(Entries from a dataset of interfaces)
+++++

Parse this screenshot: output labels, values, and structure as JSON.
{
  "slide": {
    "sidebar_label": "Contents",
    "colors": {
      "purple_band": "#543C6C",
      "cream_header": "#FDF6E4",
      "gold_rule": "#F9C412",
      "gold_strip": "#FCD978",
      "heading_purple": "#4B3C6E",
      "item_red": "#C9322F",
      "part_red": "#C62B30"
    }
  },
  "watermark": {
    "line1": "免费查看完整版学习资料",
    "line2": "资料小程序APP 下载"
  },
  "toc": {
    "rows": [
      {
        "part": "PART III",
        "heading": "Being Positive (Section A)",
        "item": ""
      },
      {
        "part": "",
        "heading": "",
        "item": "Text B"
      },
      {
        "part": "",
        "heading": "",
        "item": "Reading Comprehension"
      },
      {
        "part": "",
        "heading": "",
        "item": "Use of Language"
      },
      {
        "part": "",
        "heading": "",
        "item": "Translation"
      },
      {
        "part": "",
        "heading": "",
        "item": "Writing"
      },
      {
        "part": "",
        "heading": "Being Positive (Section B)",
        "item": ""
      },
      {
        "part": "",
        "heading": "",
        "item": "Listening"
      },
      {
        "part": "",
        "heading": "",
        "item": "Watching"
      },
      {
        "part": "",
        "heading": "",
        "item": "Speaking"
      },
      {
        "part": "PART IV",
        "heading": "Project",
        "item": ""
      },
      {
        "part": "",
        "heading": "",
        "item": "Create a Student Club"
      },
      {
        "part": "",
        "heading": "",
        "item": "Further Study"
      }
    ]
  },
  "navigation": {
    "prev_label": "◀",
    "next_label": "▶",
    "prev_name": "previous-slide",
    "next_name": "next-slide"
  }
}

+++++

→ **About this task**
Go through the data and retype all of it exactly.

→ **Response to the task**
Parse this screenshot: output labels, values, and structure as JSON.
{
  "slide": {
    "sidebar_label": "Contents",
    "colors": {
      "purple_band": "#543C6C",
      "cream_header": "#FDF6E4",
      "gold_rule": "#F9C412",
      "gold_strip": "#FCD978",
      "heading_purple": "#4B3C6E",
      "item_red": "#C9322F",
      "part_red": "#C62B30"
    }
  },
  "watermark": {
    "line1": "免费查看完整版学习资料",
    "line2": "资料小程序APP 下载"
  },
  "toc": {
    "rows": [
      {
        "part": "PART III",
        "heading": "Being Positive (Section A)",
        "item": ""
      },
      {
        "part": "",
        "heading": "",
        "item": "Text B"
      },
      {
        "part": "",
        "heading": "",
        "item": "Reading Comprehension"
      },
      {
        "part": "",
        "heading": "",
        "item": "Use of Language"
      },
      {
        "part": "",
        "heading": "",
        "item": "Translation"
      },
      {
        "part": "",
        "heading": "",
        "item": "Writing"
      },
      {
        "part": "",
        "heading": "Being Positive (Section B)",
        "item": ""
      },
      {
        "part": "",
        "heading": "",
        "item": "Listening"
      },
      {
        "part": "",
        "heading": "",
        "item": "Watching"
      },
      {
        "part": "",
        "heading": "",
        "item": "Speaking"
      },
      {
        "part": "PART IV",
        "heading": "Project",
        "item": ""
      },
      {
        "part": "",
        "heading": "",
        "item": "Create a Student Club"
      },
      {
        "part": "",
        "heading": "",
        "item": "Further Study"
      }
    ]
  },
  "navigation": {
    "prev_label": "◀",
    "next_label": "▶",
    "prev_name": "previous-slide",
    "next_name": "next-slide"
  }
}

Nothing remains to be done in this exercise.